Wheat germinates in early fall or spring, depending on the variety, and continues to grow until it puts out a tall seed head later in the growing season. Deer love to forage on this tender grass crop throughout the hunting season, and turkeys will enjoy the seed heads in the spring and summer.
An advantage of wheat is that it can be planted with a minimal of ground preparation. Some light disking or tilling is all it takes to get this deer candy up and growing. Wheat can be broadcast at a rate of 90 to 120 lbs./acre for a pure stand or drilled at a rate of 60 to 90 lbs./acre Lightly disk or cultipack wheat seed after planting to ensure good seed-to-soil contact.
Wheat is a cool-season cereal grain that is easy to establish, quick to germinate, and a great choice for fall hunting plots, whether you plant it in a pure stand or in a mix with other species such as clovers.

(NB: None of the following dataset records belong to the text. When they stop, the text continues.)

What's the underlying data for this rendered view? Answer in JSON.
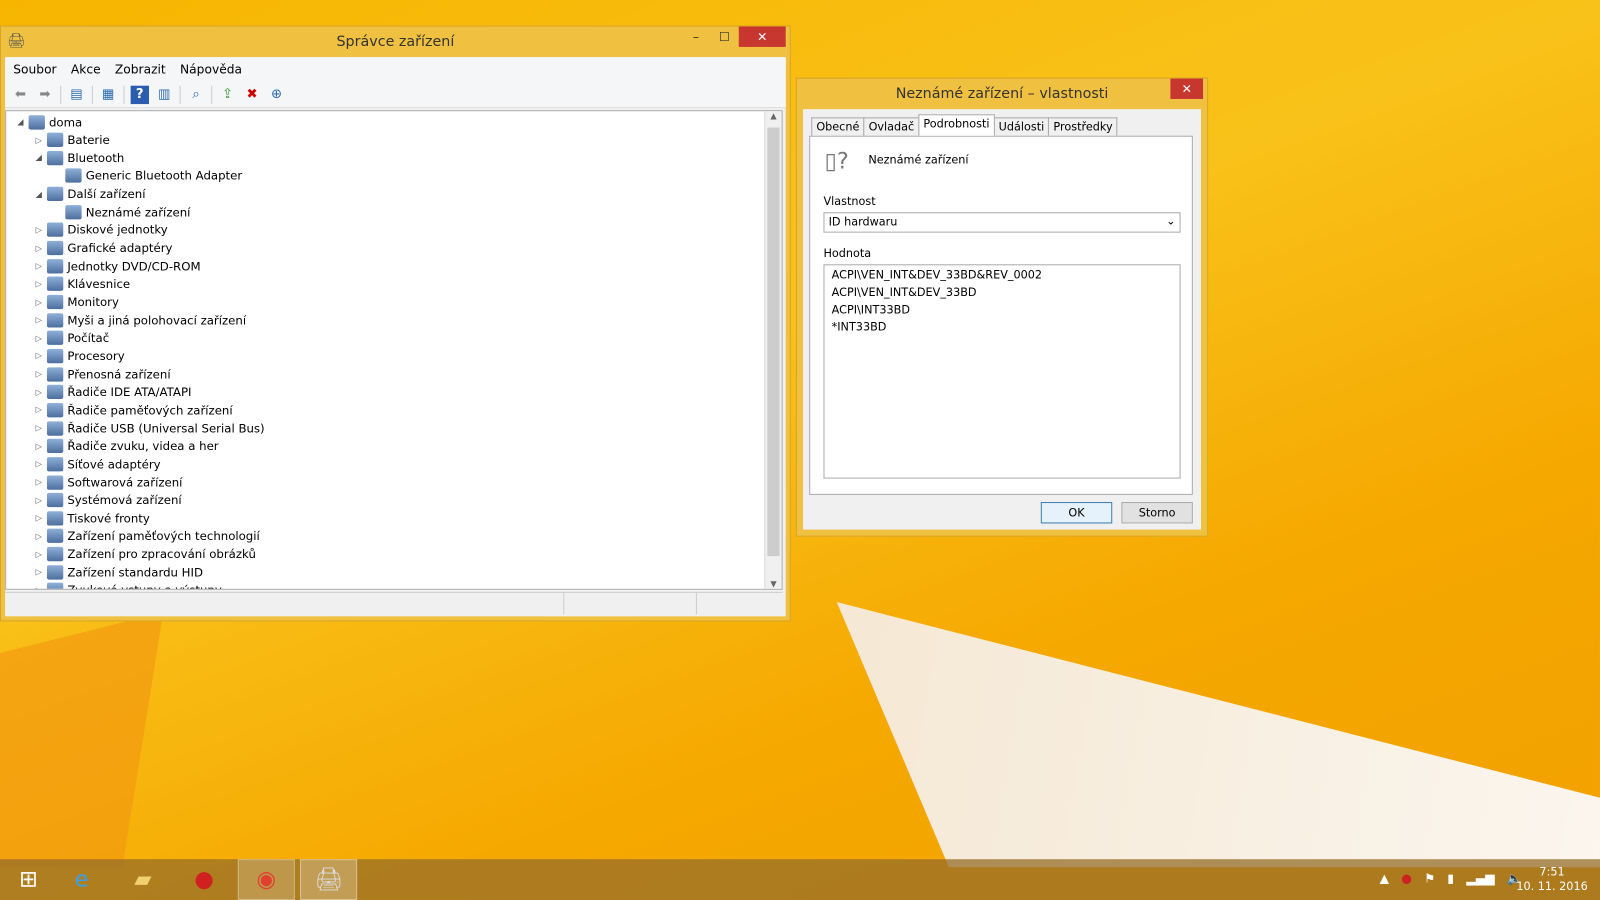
{
  "devmgr": {
    "title": "Správce zařízení",
    "menu": [
      "Soubor",
      "Akce",
      "Zobrazit",
      "Nápověda"
    ],
    "tree": [
      {
        "label": "doma",
        "level": 0,
        "exp": "expanded",
        "icon": "computer-icon"
      },
      {
        "label": "Baterie",
        "level": 1,
        "exp": "collapsed",
        "icon": "battery-icon"
      },
      {
        "label": "Bluetooth",
        "level": 1,
        "exp": "expanded",
        "icon": "bluetooth-icon"
      },
      {
        "label": "Generic Bluetooth Adapter",
        "level": 2,
        "exp": "",
        "icon": "bluetooth-warning-icon"
      },
      {
        "label": "Další zařízení",
        "level": 1,
        "exp": "expanded",
        "icon": "unknown-device-icon"
      },
      {
        "label": "Neznámé zařízení",
        "level": 2,
        "exp": "",
        "icon": "unknown-device-warning-icon"
      },
      {
        "label": "Diskové jednotky",
        "level": 1,
        "exp": "collapsed",
        "icon": "disk-icon"
      },
      {
        "label": "Grafické adaptéry",
        "level": 1,
        "exp": "collapsed",
        "icon": "display-adapter-icon"
      },
      {
        "label": "Jednotky DVD/CD-ROM",
        "level": 1,
        "exp": "collapsed",
        "icon": "dvd-icon"
      },
      {
        "label": "Klávesnice",
        "level": 1,
        "exp": "collapsed",
        "icon": "keyboard-icon"
      },
      {
        "label": "Monitory",
        "level": 1,
        "exp": "collapsed",
        "icon": "monitor-icon"
      },
      {
        "label": "Myši a jiná polohovací zařízení",
        "level": 1,
        "exp": "collapsed",
        "icon": "mouse-icon"
      },
      {
        "label": "Počítač",
        "level": 1,
        "exp": "collapsed",
        "icon": "computer-icon"
      },
      {
        "label": "Procesory",
        "level": 1,
        "exp": "collapsed",
        "icon": "processor-icon"
      },
      {
        "label": "Přenosná zařízení",
        "level": 1,
        "exp": "collapsed",
        "icon": "portable-device-icon"
      },
      {
        "label": "Řadiče IDE ATA/ATAPI",
        "level": 1,
        "exp": "collapsed",
        "icon": "ide-icon"
      },
      {
        "label": "Řadiče paměťových zařízení",
        "level": 1,
        "exp": "collapsed",
        "icon": "storage-controller-icon"
      },
      {
        "label": "Řadiče USB (Universal Serial Bus)",
        "level": 1,
        "exp": "collapsed",
        "icon": "usb-icon"
      },
      {
        "label": "Řadiče zvuku, videa a her",
        "level": 1,
        "exp": "collapsed",
        "icon": "sound-icon"
      },
      {
        "label": "Síťové adaptéry",
        "level": 1,
        "exp": "collapsed",
        "icon": "network-icon"
      },
      {
        "label": "Softwarová zařízení",
        "level": 1,
        "exp": "collapsed",
        "icon": "software-device-icon"
      },
      {
        "label": "Systémová zařízení",
        "level": 1,
        "exp": "collapsed",
        "icon": "system-device-icon"
      },
      {
        "label": "Tiskové fronty",
        "level": 1,
        "exp": "collapsed",
        "icon": "printer-icon"
      },
      {
        "label": "Zařízení paměťových technologií",
        "level": 1,
        "exp": "collapsed",
        "icon": "memory-tech-icon"
      },
      {
        "label": "Zařízení pro zpracování obrázků",
        "level": 1,
        "exp": "collapsed",
        "icon": "imaging-icon"
      },
      {
        "label": "Zařízení standardu HID",
        "level": 1,
        "exp": "collapsed",
        "icon": "hid-icon"
      },
      {
        "label": "Zvukové vstupy a výstupy",
        "level": 1,
        "exp": "collapsed",
        "icon": "audio-io-icon"
      }
    ]
  },
  "dialog": {
    "title": "Neznámé zařízení – vlastnosti",
    "tabs": [
      "Obecné",
      "Ovladač",
      "Podrobnosti",
      "Události",
      "Prostředky"
    ],
    "active_tab": 2,
    "device_name": "Neznámé zařízení",
    "property_label": "Vlastnost",
    "property_value": "ID hardwaru",
    "value_label": "Hodnota",
    "values": [
      "ACPI\\VEN_INT&DEV_33BD&REV_0002",
      "ACPI\\VEN_INT&DEV_33BD",
      "ACPI\\INT33BD",
      "*INT33BD"
    ],
    "ok": "OK",
    "cancel": "Storno"
  },
  "taskbar": {
    "time": "7:51",
    "date": "10. 11. 2016",
    "apps": [
      "start-icon",
      "internet-explorer-icon",
      "file-explorer-icon",
      "app-red-icon",
      "chrome-icon",
      "device-manager-icon"
    ]
  }
}
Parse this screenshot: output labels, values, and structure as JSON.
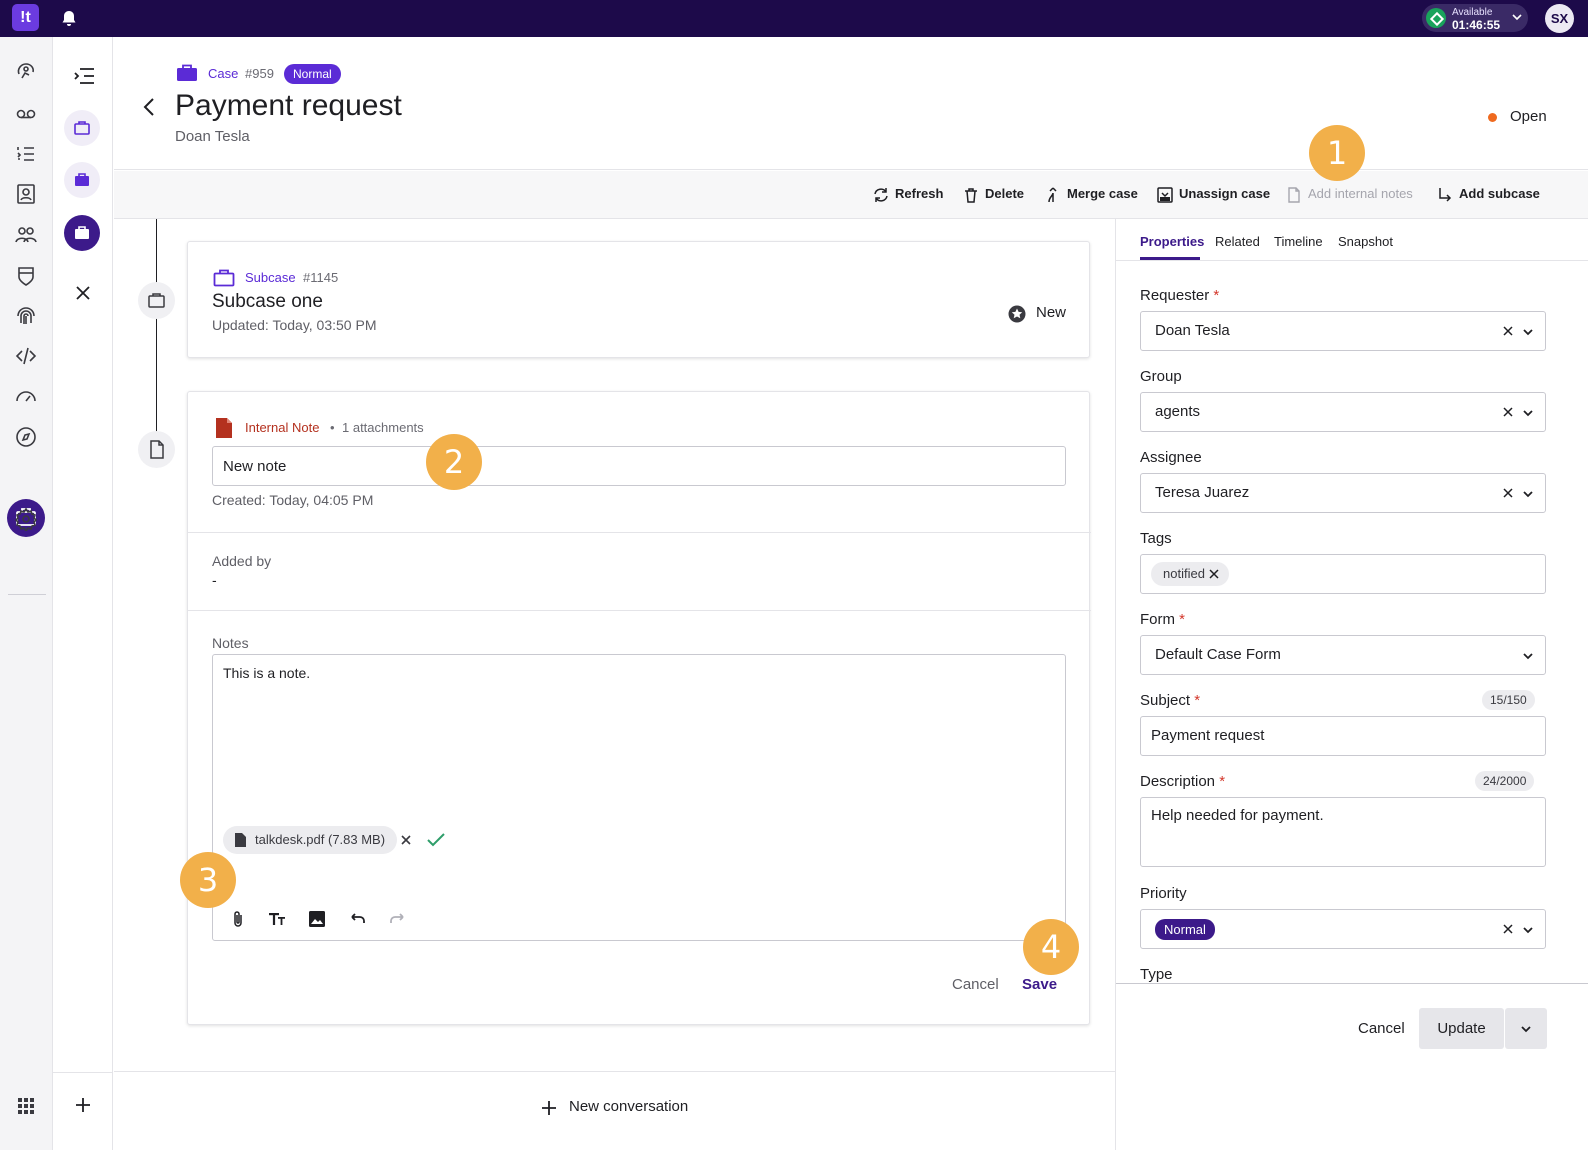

Planting: Wheat is tolerant of a wide range of soils and can even handle heavy, wet-clay soils. Soil testing is recommended to determine the pH and fertility levels of the planting site. Wheat can handle a wide range of pH levels, but does best on soils with a pH of 6.0-7.0. Without the aid of a soil test, a good rule of thumb is to add three hundred pounds of 13-13-13 or similar analysis per acre at planting time – but it is always preferrable to work from soil-test results. After the crop has reached a height of several inches, it is normally beneficial to add 100 to 150 lbs./acre of 34-0-0 per acre. Being a grass crop, wheat is a fairly heavy “eater” when it comes to nitrogen.
Maintenance: If production and harvest of the wheat is not an issue, then the initial fertilization, and additional nitrogen mentioned above, will get your crop through deer season. Wheat is an annual crop and will need to be replanted each season